EXERCISE GOAL -> Only the images are to be dropped; the records themselves must be repeated exactly.

Recorded data:
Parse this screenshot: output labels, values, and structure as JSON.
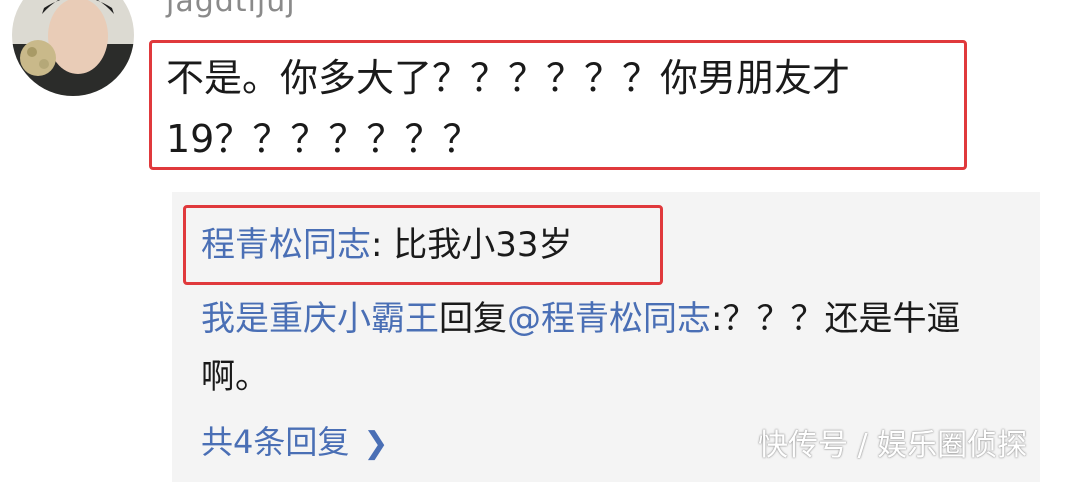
{
  "comment": {
    "username": "jagdtljuj",
    "text": "不是。你多大了？？？？？？你男朋友才19？？？？？？？"
  },
  "replies": [
    {
      "author": "程青松同志",
      "separator": ": ",
      "text": "比我小33岁"
    },
    {
      "author": "我是重庆小霸王",
      "reply_word": "回复",
      "target": "@程青松同志",
      "separator": ":",
      "text": "？？？还是牛逼啊。"
    }
  ],
  "more_replies": {
    "label": "共4条回复",
    "icon": "chevron-right-icon"
  },
  "watermark": "快传号 / 娱乐圈侦探"
}
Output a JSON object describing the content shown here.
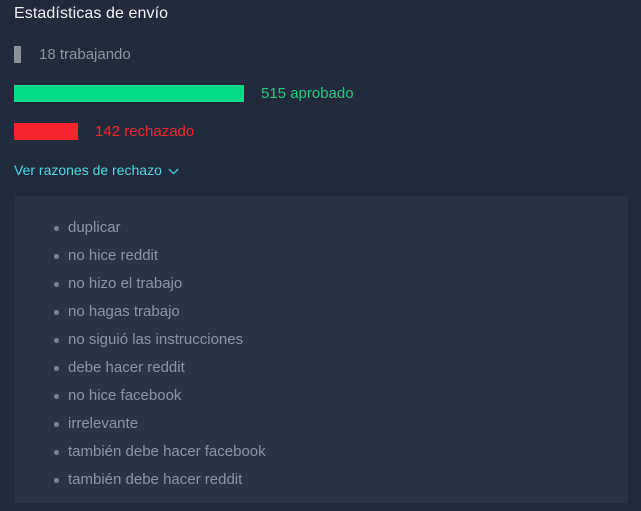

SOLVED EXERCISE ->
Parse this screenshot: output labels, values, and structure as JSON.
{
  "comment": {
    "username": "jagdtljuj",
    "text": "不是。你多大了？？？？？？你男朋友才19？？？？？？？"
  },
  "replies": [
    {
      "author": "程青松同志",
      "separator": ": ",
      "text": "比我小33岁"
    },
    {
      "author": "我是重庆小霸王",
      "reply_word": "回复",
      "target": "@程青松同志",
      "separator": ":",
      "text": "？？？还是牛逼啊。"
    }
  ],
  "more_replies": {
    "label": "共4条回复",
    "icon": "chevron-right-icon"
  },
  "watermark": "快传号 / 娱乐圈侦探"
}
Output a JSON object describing the content shown here.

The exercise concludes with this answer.